A good source of unity

Seba Kaapstad’s latest album is a library of vibrant, multiculturally infused works of art


Vae O’Neil, A & E Editor

Realistic optimism is a difficult thing to come upon nowadays; all the news is of frightening, stressful things that most have little control over, often overlooking tangible mementos that happen each day. What many do to take shelter from this anxious maelstrom is to immerse themselves in smaller, softer things, like books and films and art and music. “Konke” by Seba Kaapstad is a prime example of what to wrap yourself inside of, especially since it’s about the relationship between people, within oneself and between man and money.

Seba Kaapstad is a band with quite an unusual composition; one South African, one Swazi, and two Germans coming together to homilize a message of unity addressed to the world.
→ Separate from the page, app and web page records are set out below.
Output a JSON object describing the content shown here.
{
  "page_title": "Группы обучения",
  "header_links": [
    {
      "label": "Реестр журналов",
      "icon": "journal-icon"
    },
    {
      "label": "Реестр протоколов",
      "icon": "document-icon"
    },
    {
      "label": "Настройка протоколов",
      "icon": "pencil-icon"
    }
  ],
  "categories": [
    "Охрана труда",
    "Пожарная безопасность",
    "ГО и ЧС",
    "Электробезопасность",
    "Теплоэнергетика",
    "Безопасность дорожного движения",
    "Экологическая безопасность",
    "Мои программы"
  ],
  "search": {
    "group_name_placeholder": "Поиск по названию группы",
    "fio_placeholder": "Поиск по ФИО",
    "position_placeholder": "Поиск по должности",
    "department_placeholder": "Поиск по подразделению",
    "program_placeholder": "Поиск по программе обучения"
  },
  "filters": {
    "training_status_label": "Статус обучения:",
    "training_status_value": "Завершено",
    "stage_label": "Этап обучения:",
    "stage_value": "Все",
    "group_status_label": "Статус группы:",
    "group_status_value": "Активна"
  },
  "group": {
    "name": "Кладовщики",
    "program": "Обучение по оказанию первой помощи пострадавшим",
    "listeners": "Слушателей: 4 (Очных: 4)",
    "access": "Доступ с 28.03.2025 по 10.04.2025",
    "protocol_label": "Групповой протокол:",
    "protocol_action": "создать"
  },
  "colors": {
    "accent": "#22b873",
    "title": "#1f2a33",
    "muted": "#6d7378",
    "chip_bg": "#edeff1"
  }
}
Sebastian Schuster and Philip Scheibel are the two Germans, who serve as multi instrumentalists while Ndumiso Manana and Zoe Modiga drive the vocals. This quartet creates a sound that pays to heed preconceived musical genre labels; there are essences of soul, rap, pop, and jazz all present throughout the album, and different musical fingerprints can be found even within a single song. Additionally, Seba Kaapstad has African culture running deep within its bones, visible on the surface as references to sights and cities of the continent, and even entire verses sung entirely in the Zulu tongue. The vast majority of their songs take on an optimistic posture on each of their respective subjects, while also acknowledging the pain and discomforting facets of them as well; nearly all of the songs in this album are dripping with belief in one’s own strength, or belief in the listeners’ perseverance.

“Home” is a particularly piquant example of what Seba Kaapstad is fully capable of; it’s a sunny, soulful, jazzy mouthful of joy that is about staying strong through rough times and seeing through to the world’s love and fairness in the darkest of times. This song gives visions of family, love and laughter in spite of any misery that had befell. The band’s African influences come through here as well, with it being said that “Sun embraces all your skin / You’re protected by your melanin”; through this, “Home” is a large cheer for people of color, at the same time calling for rights and freedom for all, later in the chorus. Most outstandingly, the entire final third of the song is sung almost completely in Zulu, more or less praising both the good and bad that life has so far given, as it has complete confidence that everyone has potential, opportunity and purpose.

All told, “Konke” by Seba Kaapstad will surely give out any hugs and words of encouragement that have been lacking during this miserable year of ours.